"To Kill a Mockingbird" by Harper Lee

Essay by black_jack_sackCollege, Undergraduate February 2007

download word file, 5 pages 4.3

"To Kill a Mocking Bird" is essentially a novel in which the concept of education and the development of the minds of its characters. Discuss this statement with respect to Scout, Jem and Dill, and two other minor characters in the book.

In order to discuss the education of Scout, Jem and Dill, I feel it is necessary to first discuss the educators in their lives, and the different types of education available to them. This novel demonstrates the difference between a school education, its content and method of teaching, and a good quality education, which can be given by the adults who are responsible for the children in their care.
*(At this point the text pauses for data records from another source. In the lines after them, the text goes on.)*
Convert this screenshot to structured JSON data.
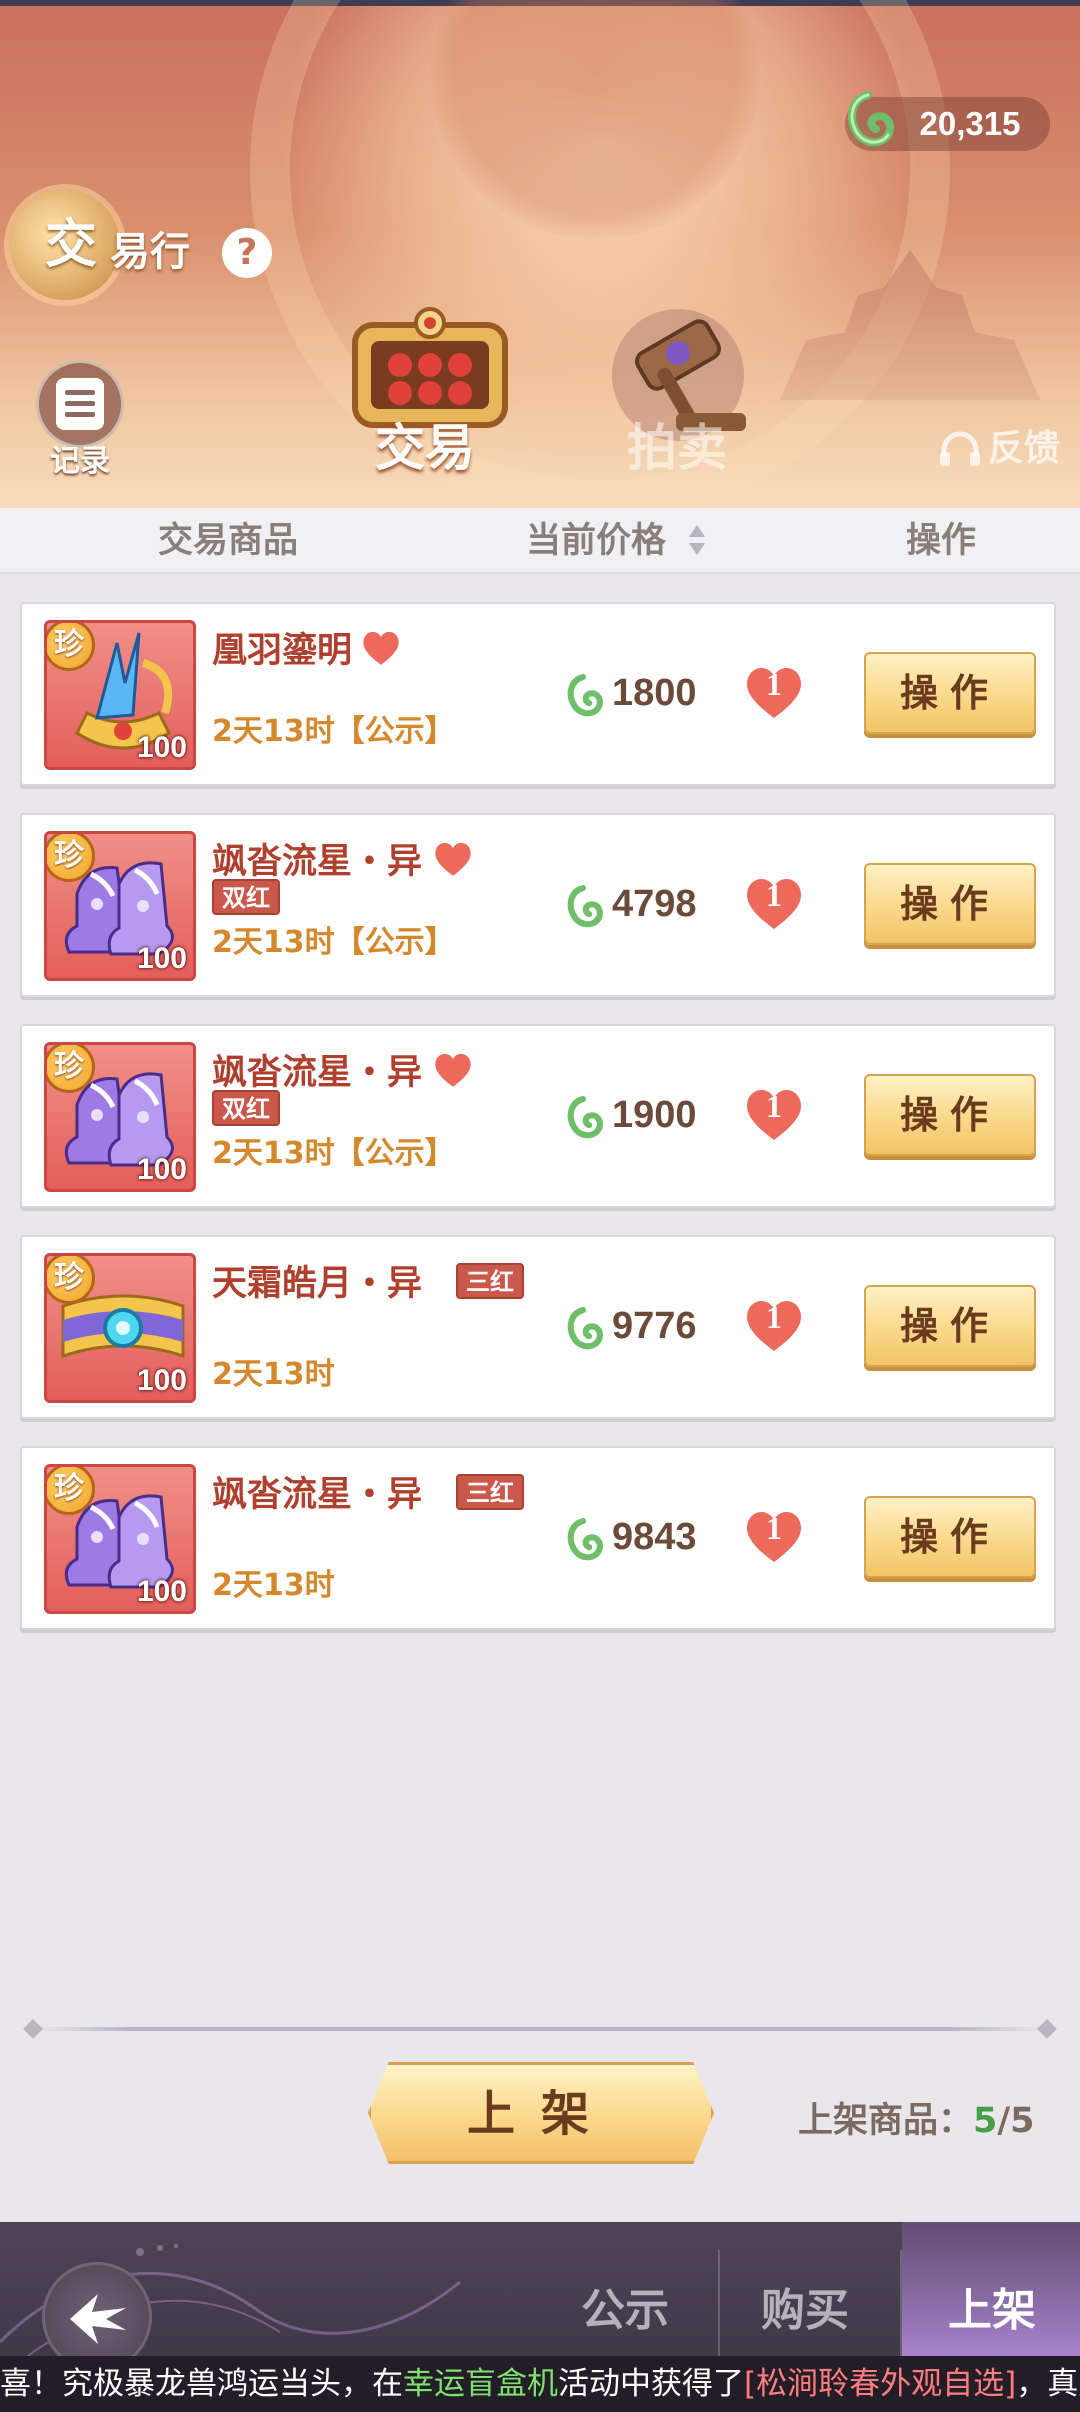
{
  "header": {
    "currency_value": "20,315",
    "title_first_char": "交",
    "title_rest": "易行",
    "help_symbol": "?",
    "record_label": "记录",
    "modes": [
      {
        "label": "交易",
        "active": true
      },
      {
        "label": "拍卖",
        "active": false
      }
    ],
    "feedback_label": "反馈"
  },
  "columns": {
    "item": "交易商品",
    "price": "当前价格",
    "action": "操作"
  },
  "items": [
    {
      "name": "凰羽鎏明",
      "rare_badge": "珍",
      "level": "100",
      "tag": "",
      "time": "2天13时【公示】",
      "price": "1800",
      "likes": "1",
      "action_label": "操作",
      "art": "crown"
    },
    {
      "name": "飒沓流星・异",
      "rare_badge": "珍",
      "level": "100",
      "tag": "双红",
      "time": "2天13时【公示】",
      "price": "4798",
      "likes": "1",
      "action_label": "操作",
      "art": "boots"
    },
    {
      "name": "飒沓流星・异",
      "rare_badge": "珍",
      "level": "100",
      "tag": "双红",
      "time": "2天13时【公示】",
      "price": "1900",
      "likes": "1",
      "action_label": "操作",
      "art": "boots"
    },
    {
      "name": "天霜皓月・异",
      "rare_badge": "珍",
      "level": "100",
      "tag": "三红",
      "time": "2天13时",
      "price": "9776",
      "likes": "1",
      "action_label": "操作",
      "art": "belt"
    },
    {
      "name": "飒沓流星・异",
      "rare_badge": "珍",
      "level": "100",
      "tag": "三红",
      "time": "2天13时",
      "price": "9843",
      "likes": "1",
      "action_label": "操作",
      "art": "boots"
    }
  ],
  "footer": {
    "list_button": "上架",
    "listing_label": "上架商品：",
    "listing_count": "5",
    "listing_total": "/5"
  },
  "bottom_nav": {
    "tabs": [
      {
        "label": "公示",
        "active": false
      },
      {
        "label": "购买",
        "active": false
      },
      {
        "label": "上架",
        "active": true
      }
    ]
  },
  "ticker": {
    "part1": "喜！究极暴龙兽鸿运当头，在",
    "event": "幸运盲盒机",
    "part2": "活动中获得了",
    "prize": "[松涧聆春外观自选]",
    "part3": "，真是福星"
  },
  "colors": {
    "accent_gold": "#f9d98a",
    "name_red": "#b0402e",
    "time_orange": "#d4892e",
    "count_green": "#45a045"
  },
  "icons": [
    "jade-currency-icon",
    "help-icon",
    "record-icon",
    "abacus-icon",
    "gavel-icon",
    "headset-icon",
    "sort-icon",
    "heart-icon",
    "like-icon",
    "back-arrow-icon"
  ]
}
To Kill a Mocking Bird demonstrates the failings of the school situation, especially for the more enquiring and un-stereotypical Scout. Scout's moral education happens almost exclusively in her home or in the presence of Maycomb residents.
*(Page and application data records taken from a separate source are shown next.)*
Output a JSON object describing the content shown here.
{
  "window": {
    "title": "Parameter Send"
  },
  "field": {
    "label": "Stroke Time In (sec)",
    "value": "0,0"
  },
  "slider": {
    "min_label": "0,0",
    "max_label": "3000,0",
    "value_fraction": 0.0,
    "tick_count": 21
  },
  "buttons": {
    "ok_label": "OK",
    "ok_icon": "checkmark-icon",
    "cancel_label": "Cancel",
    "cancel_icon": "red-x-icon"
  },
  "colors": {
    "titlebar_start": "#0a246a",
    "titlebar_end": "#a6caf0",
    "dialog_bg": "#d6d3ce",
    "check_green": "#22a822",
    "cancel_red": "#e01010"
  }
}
This suggests that schools often only have a limited influence on the moral development of children and it is rather families and communities that shape children's moral profiles.

The primary educators in the case of the three children are their father Atticus, their maid Calpurnica, Aunt Alexandra and various members of the community. A foil to them is the local school, which is an example of the kind of education offered to most children. The essentials of a good educator include factors such as fairness, knowledge and providing a good role model.

The children have a good role model in Atticus. He demonstrates to his children that he is not a racist, nor sexist, he listens to both sides of an argument and shows that bravery is not demonstrated by strength alone. Making Jem read to Mrs. Dubose is an attempt to demonstrate what true bravery is, by a...